### WHAT YOU NEED TO DO
Each entry must be restated exactly as it appears.

### DATA SHOWN
··········
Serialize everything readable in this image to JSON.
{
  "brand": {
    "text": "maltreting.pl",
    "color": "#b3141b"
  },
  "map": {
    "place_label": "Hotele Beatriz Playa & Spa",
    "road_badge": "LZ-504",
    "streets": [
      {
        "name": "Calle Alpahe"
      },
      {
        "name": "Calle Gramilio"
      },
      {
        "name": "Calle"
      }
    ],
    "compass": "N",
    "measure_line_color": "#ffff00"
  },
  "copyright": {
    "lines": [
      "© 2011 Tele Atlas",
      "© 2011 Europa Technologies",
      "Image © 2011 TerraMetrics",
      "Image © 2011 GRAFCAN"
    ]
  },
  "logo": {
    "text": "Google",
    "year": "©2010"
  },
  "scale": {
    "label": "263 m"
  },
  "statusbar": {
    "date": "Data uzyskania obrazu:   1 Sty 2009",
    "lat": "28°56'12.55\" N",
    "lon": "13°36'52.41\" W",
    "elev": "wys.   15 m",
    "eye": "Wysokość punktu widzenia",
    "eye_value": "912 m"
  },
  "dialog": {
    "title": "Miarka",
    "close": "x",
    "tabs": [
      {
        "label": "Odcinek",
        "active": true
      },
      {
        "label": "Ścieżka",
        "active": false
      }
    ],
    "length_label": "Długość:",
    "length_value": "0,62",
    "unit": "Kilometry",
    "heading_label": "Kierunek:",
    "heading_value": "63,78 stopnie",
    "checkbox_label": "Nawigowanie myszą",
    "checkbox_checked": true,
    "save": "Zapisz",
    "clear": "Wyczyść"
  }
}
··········
### EXERCISE ANSWER
Serialize everything readable in this image to JSON.
{
  "brand": {
    "text": "maltreting.pl",
    "color": "#b3141b"
  },
  "map": {
    "place_label": "Hotele Beatriz Playa & Spa",
    "road_badge": "LZ-504",
    "streets": [
      {
        "name": "Calle Alpahe"
      },
      {
        "name": "Calle Gramilio"
      },
      {
        "name": "Calle"
      }
    ],
    "compass": "N",
    "measure_line_color": "#ffff00"
  },
  "copyright": {
    "lines": [
      "© 2011 Tele Atlas",
      "© 2011 Europa Technologies",
      "Image © 2011 TerraMetrics",
      "Image © 2011 GRAFCAN"
    ]
  },
  "logo": {
    "text": "Google",
    "year": "©2010"
  },
  "scale": {
    "label": "263 m"
  },
  "statusbar": {
    "date": "Data uzyskania obrazu:   1 Sty 2009",
    "lat": "28°56'12.55\" N",
    "lon": "13°36'52.41\" W",
    "elev": "wys.   15 m",
    "eye": "Wysokość punktu widzenia",
    "eye_value": "912 m"
  },
  "dialog": {
    "title": "Miarka",
    "close": "x",
    "tabs": [
      {
        "label": "Odcinek",
        "active": true
      },
      {
        "label": "Ścieżka",
        "active": false
      }
    ],
    "length_label": "Długość:",
    "length_value": "0,62",
    "unit": "Kilometry",
    "heading_label": "Kierunek:",
    "heading_value": "63,78 stopnie",
    "checkbox_label": "Nawigowanie myszą",
    "checkbox_checked": true,
    "save": "Zapisz",
    "clear": "Wyczyść"
  }
}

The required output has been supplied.